In spring, you feel the newness of it all.
Each feeling is a flower, fresh, unique;
Like love or loneliness, each one is pure,
And beauty of discovery hangs round
The edges of the garden path that leads
To who you want to be and where and how —
In spring, you feel the newness of it all.

Summer on the edge of madness
Broken in emergent song;
Love’s a shadow born of gladness.
Nights too short for days so long

Shades come down on pages turning,
Glances lead to bodies burning,
Tangled up in their intentions,
Loves and likes and cites and mentions —

Summer in the glowing garden,
Moments known of passing fire,
Ere the fall comes hearts to harden,
Towards the autumn of


In the cool of autumn, still
We stood and wondered how,
We’d found each other in
This savant maze

A capturing, a visioning,
A laughter, and a pause —
A hymn, but more of promise, than
Of praise

It came with resignation, and
It went without applause;
A family, a faction,
And a fight —

The autumn sun was fading, and
The days were growing dark,
And we were changing colors with
The night

With time, comes winter, with its chill,
And we must finally go inside for heat,
And memories of the spring,
When everything was fresh and new,
And summer,
When we felt how love could be,
When heat was running wild,
When we stood out in the cool,
The evening cool, and watched
The twilight gather with
Its purple whispers
Of a looming time;
A time we’ve only known
As parable

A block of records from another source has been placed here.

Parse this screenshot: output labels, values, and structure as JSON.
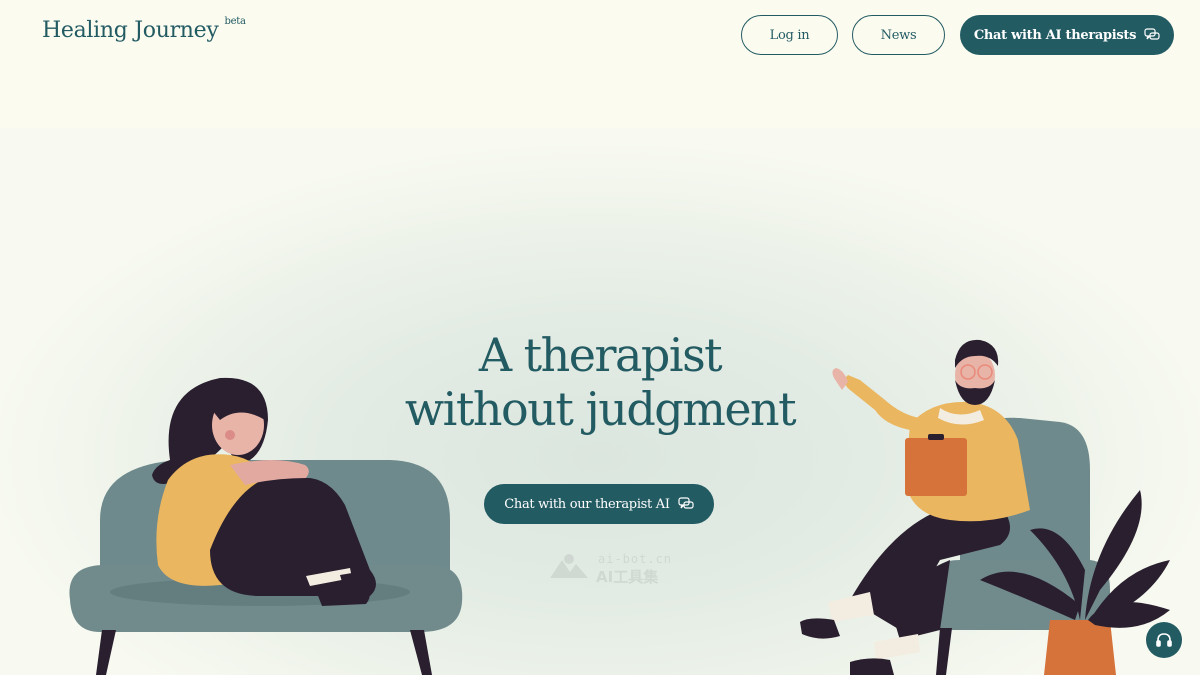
{
  "header": {
    "brand_name": "Healing Journey",
    "brand_badge": "beta",
    "login_label": "Log in",
    "news_label": "News",
    "chat_label": "Chat with AI therapists"
  },
  "hero": {
    "headline_line1": "A therapist",
    "headline_line2": "without judgment",
    "cta_label": "Chat with our therapist AI"
  },
  "watermark": {
    "url": "ai-bot.cn",
    "name": "AI工具集"
  },
  "icons": {
    "chat": "chat-bubbles-icon",
    "support": "headset-icon",
    "watermark_logo": "watermark-logo-icon"
  },
  "colors": {
    "primary": "#235b63",
    "background": "#fbfbf0",
    "sofa": "#6f8a8c",
    "shirt": "#ebb660",
    "dark": "#2a1f2f"
  }
}
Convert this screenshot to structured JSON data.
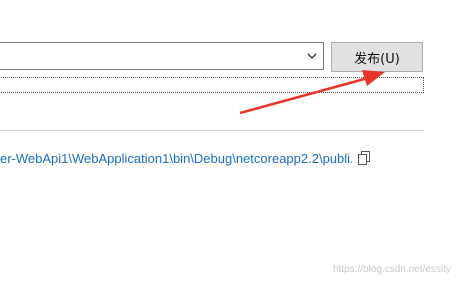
{
  "target": {
    "selected_value": "",
    "publish_label": "发布(U)"
  },
  "output": {
    "path": "er-WebApi1\\WebApplication1\\bin\\Debug\\netcoreapp2.2\\publi..."
  },
  "icons": {
    "dropdown": "chevron-down-icon",
    "copy": "copy-icon",
    "annotation": "red-arrow"
  },
  "watermark": "https://blog.csdn.net/essity",
  "colors": {
    "link": "#1a6fc4",
    "arrow": "#e8352b",
    "button_bg": "#e1e1e1"
  }
}
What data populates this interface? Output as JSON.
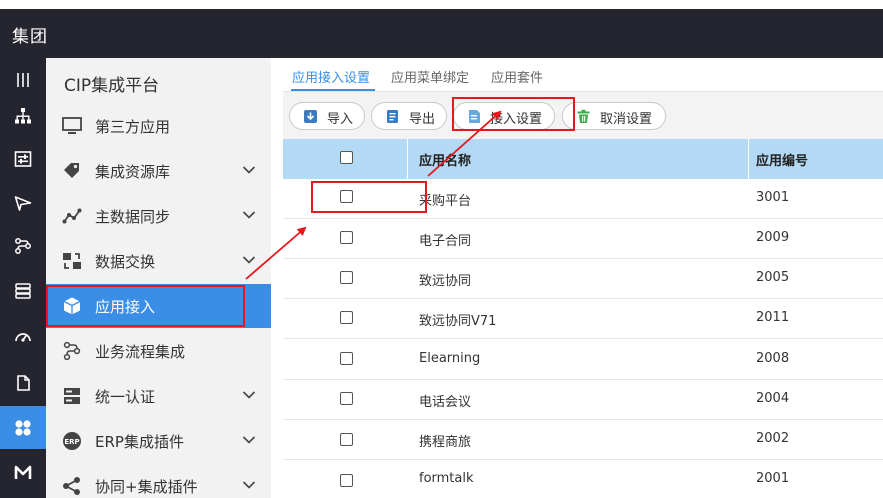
{
  "header": {
    "title": "集团"
  },
  "menu": {
    "title": "CIP集成平台",
    "items": [
      {
        "label": "第三方应用",
        "icon": "monitor-icon",
        "expandable": false
      },
      {
        "label": "集成资源库",
        "icon": "tag-icon",
        "expandable": true
      },
      {
        "label": "主数据同步",
        "icon": "line-chart-icon",
        "expandable": true
      },
      {
        "label": "数据交换",
        "icon": "exchange-icon",
        "expandable": true
      },
      {
        "label": "应用接入",
        "icon": "cube-icon",
        "expandable": false,
        "active": true
      },
      {
        "label": "业务流程集成",
        "icon": "flow-icon",
        "expandable": false
      },
      {
        "label": "统一认证",
        "icon": "server-icon",
        "expandable": true
      },
      {
        "label": "ERP集成插件",
        "icon": "erp-badge-icon",
        "expandable": true
      },
      {
        "label": "协同+集成插件",
        "icon": "share-icon",
        "expandable": true
      }
    ]
  },
  "tabs": [
    {
      "label": "应用接入设置",
      "active": true
    },
    {
      "label": "应用菜单绑定",
      "active": false
    },
    {
      "label": "应用套件",
      "active": false
    }
  ],
  "toolbar": {
    "import_label": "导入",
    "export_label": "导出",
    "access_settings_label": "接入设置",
    "cancel_settings_label": "取消设置"
  },
  "table": {
    "columns": [
      "应用名称",
      "应用编号"
    ],
    "rows": [
      {
        "name": "采购平台",
        "code": "3001"
      },
      {
        "name": "电子合同",
        "code": "2009"
      },
      {
        "name": "致远协同",
        "code": "2005"
      },
      {
        "name": "致远协同V71",
        "code": "2011"
      },
      {
        "name": "Elearning",
        "code": "2008"
      },
      {
        "name": "电话会议",
        "code": "2004"
      },
      {
        "name": "携程商旅",
        "code": "2002"
      },
      {
        "name": "formtalk",
        "code": "2001"
      }
    ]
  },
  "colors": {
    "header_bg": "#252530",
    "accent": "#3a8ee6",
    "grid_header": "#b3d9f4",
    "annotation": "#e8161d"
  }
}
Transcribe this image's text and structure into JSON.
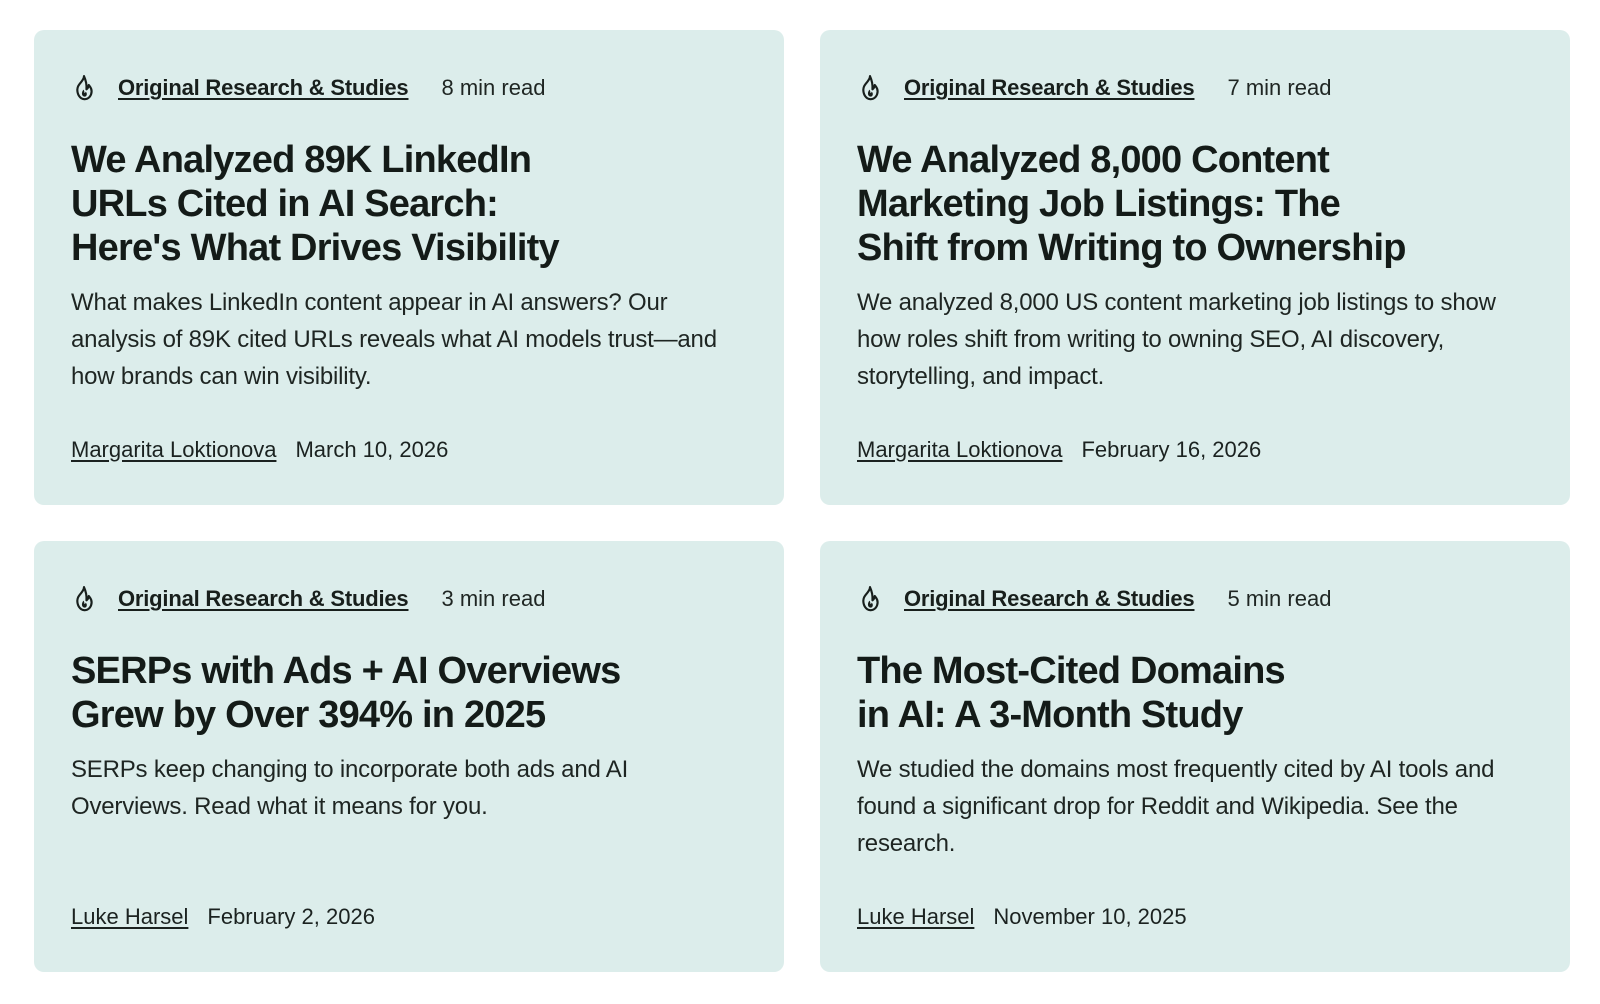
{
  "cards": [
    {
      "category": "Original Research & Studies",
      "read_time": "8 min read",
      "title_lines": [
        "We Analyzed 89K LinkedIn",
        "URLs Cited in AI Search:",
        "Here's What Drives Visibility"
      ],
      "summary": "What makes LinkedIn content appear in AI answers? Our analysis of 89K cited URLs reveals what AI models trust—and how brands can win visibility.",
      "author": "Margarita Loktionova",
      "date": "March 10, 2026"
    },
    {
      "category": "Original Research & Studies",
      "read_time": "7 min read",
      "title_lines": [
        "We Analyzed 8,000 Content",
        "Marketing Job Listings: The",
        "Shift from Writing to Ownership"
      ],
      "summary": "We analyzed 8,000 US content marketing job listings to show how roles shift from writing to owning SEO, AI discovery, storytelling, and impact.",
      "author": "Margarita Loktionova",
      "date": "February 16, 2026"
    },
    {
      "category": "Original Research & Studies",
      "read_time": "3 min read",
      "title_lines": [
        "SERPs with Ads + AI Overviews",
        "Grew by Over 394% in 2025"
      ],
      "summary": "SERPs keep changing to incorporate both ads and AI Overviews. Read what it means for you.",
      "author": "Luke Harsel",
      "date": "February 2, 2026"
    },
    {
      "category": "Original Research & Studies",
      "read_time": "5 min read",
      "title_lines": [
        "The Most-Cited Domains",
        "in AI: A 3-Month Study"
      ],
      "summary": "We studied the domains most frequently cited by AI tools and found a significant drop for Reddit and Wikipedia. See the research.",
      "author": "Luke Harsel",
      "date": "November 10, 2025"
    }
  ],
  "icons": {
    "category_icon": "flame-icon"
  },
  "colors": {
    "card_background": "#dcedeb",
    "text": "#181f1c"
  }
}
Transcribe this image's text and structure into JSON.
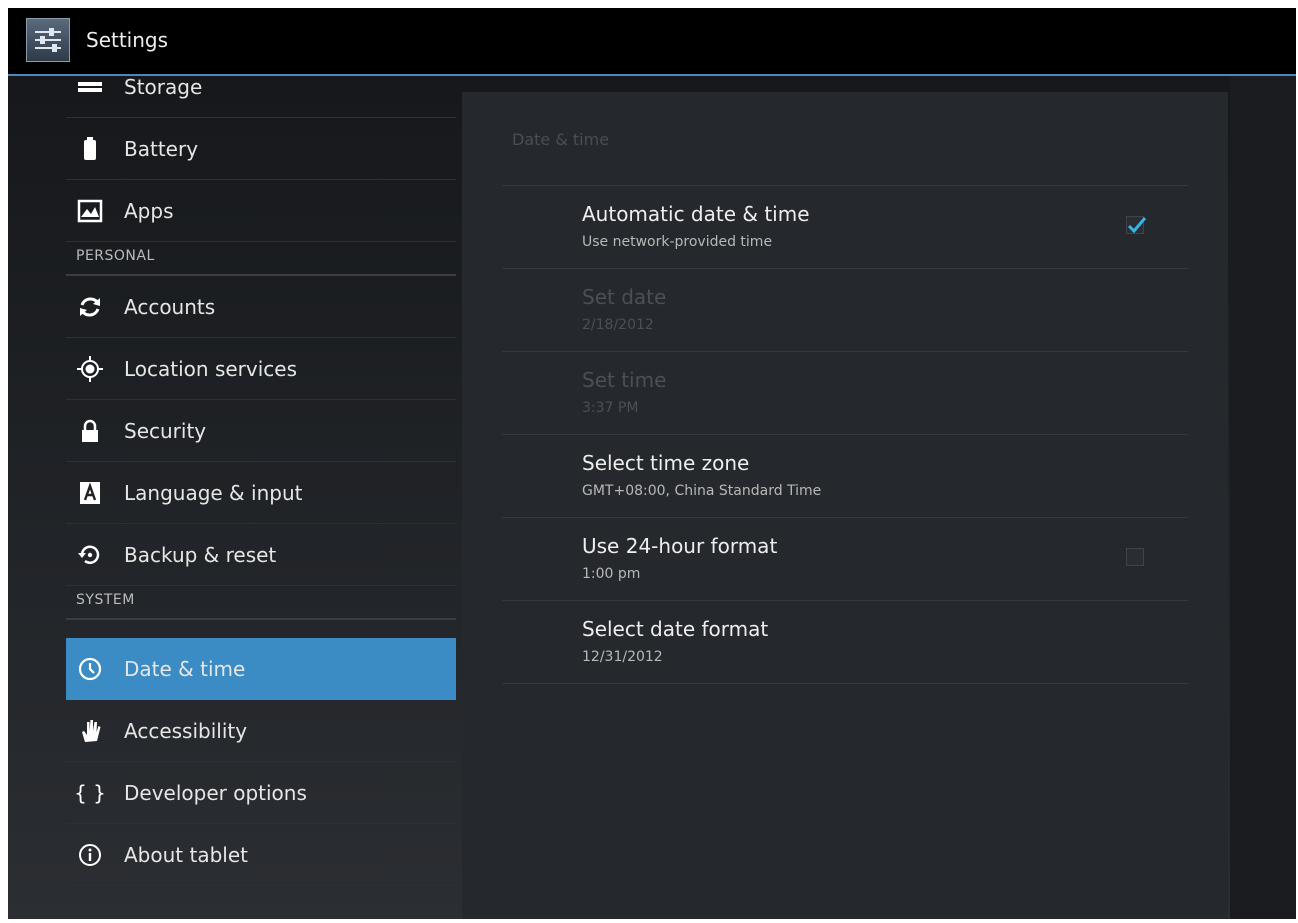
{
  "app": {
    "title": "Settings"
  },
  "sidebar": {
    "items": [
      {
        "type": "item",
        "label": "Storage",
        "icon": "storage-icon"
      },
      {
        "type": "item",
        "label": "Battery",
        "icon": "battery-icon"
      },
      {
        "type": "item",
        "label": "Apps",
        "icon": "apps-icon"
      },
      {
        "type": "header",
        "label": "PERSONAL"
      },
      {
        "type": "item",
        "label": "Accounts",
        "icon": "sync-icon"
      },
      {
        "type": "item",
        "label": "Location services",
        "icon": "location-icon"
      },
      {
        "type": "item",
        "label": "Security",
        "icon": "lock-icon"
      },
      {
        "type": "item",
        "label": "Language & input",
        "icon": "keyboard-a-icon"
      },
      {
        "type": "item",
        "label": "Backup & reset",
        "icon": "backup-icon"
      },
      {
        "type": "header",
        "label": "SYSTEM"
      },
      {
        "type": "item",
        "label": "Date & time",
        "icon": "clock-icon",
        "selected": true
      },
      {
        "type": "item",
        "label": "Accessibility",
        "icon": "hand-icon"
      },
      {
        "type": "item",
        "label": "Developer options",
        "icon": "braces-icon"
      },
      {
        "type": "item",
        "label": "About tablet",
        "icon": "info-icon"
      }
    ]
  },
  "detail": {
    "title": "Date & time",
    "prefs": [
      {
        "title": "Automatic date & time",
        "summary": "Use network-provided time",
        "checkbox": true,
        "checked": true,
        "enabled": true
      },
      {
        "title": "Set date",
        "summary": "2/18/2012",
        "enabled": false
      },
      {
        "title": "Set time",
        "summary": "3:37 PM",
        "enabled": false
      },
      {
        "title": "Select time zone",
        "summary": "GMT+08:00, China Standard Time",
        "enabled": true
      },
      {
        "title": "Use 24-hour format",
        "summary": "1:00 pm",
        "checkbox": true,
        "checked": false,
        "enabled": true
      },
      {
        "title": "Select date format",
        "summary": "12/31/2012",
        "enabled": true
      }
    ]
  },
  "colors": {
    "accent": "#3b8bc4",
    "check": "#33b5e5"
  }
}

With age, comes winter, with its rime,
And frozen becomes attitude, and time,
There is a slower pace,
And giving up of contest, game, and race;
But character is fate,
And all we leave’s too early, or too late,
The winter has it’s way
There is only the challenge of each day
And dripping memories,
That melt like icicles from trees,
And spring starts for another heart somewhere:
Another heart and life


Seaboard Station

Twas 1933, and she
Was wide-eyed with elation
The day her father took her
Down to visit Seaboard Station

They went to fetch a parcel, he
Had ordered for her birthday
And all her senses teemed
In the commotion of the workday

The smell of wood, the colors
Of the banners in the rafters;
These lingered in her memory
Through many long thereafters

The working people gradually
Moved on, through relocation;
Until a silence fell upon
Abandoned Seaboard Station

She stood there in her nineties
With her grandson by her side;
Who looked at her with wondering
To see her misty-eyed

For she knows that no poetry,
No possible narration,
Could tell the tales of all the lives
That passed through Seaboard Station


The moments may come fast or slow,
The day may panicked be, or zen:
Though we have near or far to go,
We cannot live the past again

There is a silence in the wood,
There is a stillness in the glen,
Though life go bad and hearts come good,
We cannot live the past again

We all would see the world be changed
As girls to women — boys to men —
Then find our heart from hope estranged,
We cannot live the past again

The tracks run far to unknown land,
The chance that comes we cannot ken —
Through all the lives of distance spanned
We cannot live the past again

The unused treadmill at the gym,
The ink gone dry within the pen,
The sun gone down, the eye gone dim,
We cannot live the past again

The grass beyond the railroad track,
The “one day” that demarks the “then” —
The way is forward, never back:
We cannot live the past again


(“Kyrielle” – 5-25-2017)

Snapshot: On Finding An Abandoned Stall in the Desert (Revised)

There was a final time: the stall set out,
With jewelry and fabrics in a line —
The next day, and thereafter then, no more;
No more, and soon, no one with memory
To paint in images or words the scene
That once was daily, year on year on year.

The mundane, the quotidian: our lives,
Not big events, but habits of our days,
They soon lie empty on a sandy waste —
The firebird heads into the unknown,
High o’er the mountains, just past where we see,
To leave behind our stalls for someone else

Thrift Village

Pine cleaner and mildew in an endless battle always smelling,
Fluorescent lights glaring, steel shelves’ bright abundance of overstock;

Wide aisles of sometimes blockage, large displays,
Concerns of new managers and old vendors there daily stopping;

Living always in bargains for that which others
Have passed in affluence;

Thrift village then aging into infirmity, death overlooking —
Knowing only the cracks of light seeping through imprisoning boards

Fading, Fading

The days are fading, fading into smoke;
I try, but I can’t hold them in my hands.
The fire’s gone, there’s nothing left to stoke,
Just empty parking lots, and barren lands —

The days are turning, burning into mist;
With just a shimmer there, or glimmer here —
The mill of time, that turns our loves to grist,
And fads, like life, that up and